If it was already included, from the beginning, then we wouldn't be having this discussion and the prosecution would not have to ask to have them included now. They are not included, and they don't have to be included, even now. It is up to the judge, and she is including - adding - them. You can't argue second-degree murder for the entire trial then after both sides rest say, hey, maybe it was something else. That happens, not only in this case, but in a ton of other ones. It is such an expected development that no one ever really challenges it. I say it is well past time to challenge it. This definitely gives the prosecution multiple bites at the apple, and that's not supposed to happen in our system. And I'll remind everyone that I believe Zimmerman is responsible for Martin's death and should be punished for it. But that's a different issue. Adding these charges in this case - and in others - is wrong. If both sides, for some reason, agree to add them at the end, fine. But it should not be done this way, even though that this way has pretty much become standard.
Yes, I understand that, Sunny. It is a fairly standard thing to add these charges at the end - and it is adding these charges. When the prosecution has a slam dunk case, they object to these being added because they don't want the jury to have any options, but when they are less confident, then want them added. These are not automatic, even though they are pretty much pro forma. I'll dig out some pieces I did on this and how a judge in Conway explained it. He said, from the bench, that he was concerned about doing this sort of thing - but did it any way - because the General Assembly had not stopped it from happening. If the prosecution believes it was a second-degree murder, then the prosecution should have to prove second-degree murder. It shouldn't be able to say, it might be second-degree murder, or it might be manslaughter, or it might be aggravated assault. Those are not the same thing.
They still publish the Penthouse Forum? I thought men realized that wasn't real when pro wrestling was outed as being fake, too.
And what about the need for secrecy issue when it comes to national security? How do we overcome that hurdle?
You haven't been jailed yet, Sunny? I wonder what's taking so long :)
I've seen all sorts of abuse cases from all sorts of different kinds of families. And while the bulk maybe poorer and less educated than the average, a good number also come from the other groups as well. And it is often a shame thing that keeps a lot of people quiet, for decades even.
It's a fascinating situation, for sure.
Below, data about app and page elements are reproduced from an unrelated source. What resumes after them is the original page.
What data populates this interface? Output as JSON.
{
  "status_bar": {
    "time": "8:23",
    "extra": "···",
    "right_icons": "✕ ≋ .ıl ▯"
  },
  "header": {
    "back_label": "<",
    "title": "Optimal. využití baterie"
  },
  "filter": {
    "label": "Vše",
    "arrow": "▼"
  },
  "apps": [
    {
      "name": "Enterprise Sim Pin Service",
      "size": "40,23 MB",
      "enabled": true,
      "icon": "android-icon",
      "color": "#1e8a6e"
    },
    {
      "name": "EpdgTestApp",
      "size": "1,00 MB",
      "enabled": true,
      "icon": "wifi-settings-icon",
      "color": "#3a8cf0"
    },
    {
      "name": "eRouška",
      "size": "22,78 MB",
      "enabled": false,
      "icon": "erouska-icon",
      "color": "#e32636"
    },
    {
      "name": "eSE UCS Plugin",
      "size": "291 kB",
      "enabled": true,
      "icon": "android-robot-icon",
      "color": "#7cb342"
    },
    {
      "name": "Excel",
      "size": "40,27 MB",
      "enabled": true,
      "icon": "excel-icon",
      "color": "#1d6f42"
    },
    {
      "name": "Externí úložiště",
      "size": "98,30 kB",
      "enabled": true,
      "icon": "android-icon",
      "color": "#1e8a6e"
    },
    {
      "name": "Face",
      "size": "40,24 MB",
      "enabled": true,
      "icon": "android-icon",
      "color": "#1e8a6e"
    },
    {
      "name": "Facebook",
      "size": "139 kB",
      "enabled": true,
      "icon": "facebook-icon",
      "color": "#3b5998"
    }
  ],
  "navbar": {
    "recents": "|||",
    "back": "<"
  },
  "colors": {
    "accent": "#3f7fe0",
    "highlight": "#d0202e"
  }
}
I hope they will pull through this stuff and come out better on the other side. I'm just not sure they will.
All of that's true, Sunny. Does handling this way make future real democracy there more or less likely? It's hard for me to tell.
Those who have asked for and have been given the privileges and responsibilities of marriage - yours truly included - have a lot to answer for, for sure, given that we keep so many people out.
That's not the issue at all, Stonewall. It is already clear that if you kill the guy you live next to, you will go to prison, and there will be no debate. When it comes to a pregnant woman's body, the developing fetus is not living "next" to her, it is developing inside her, meaning her body is paramount in this discussion.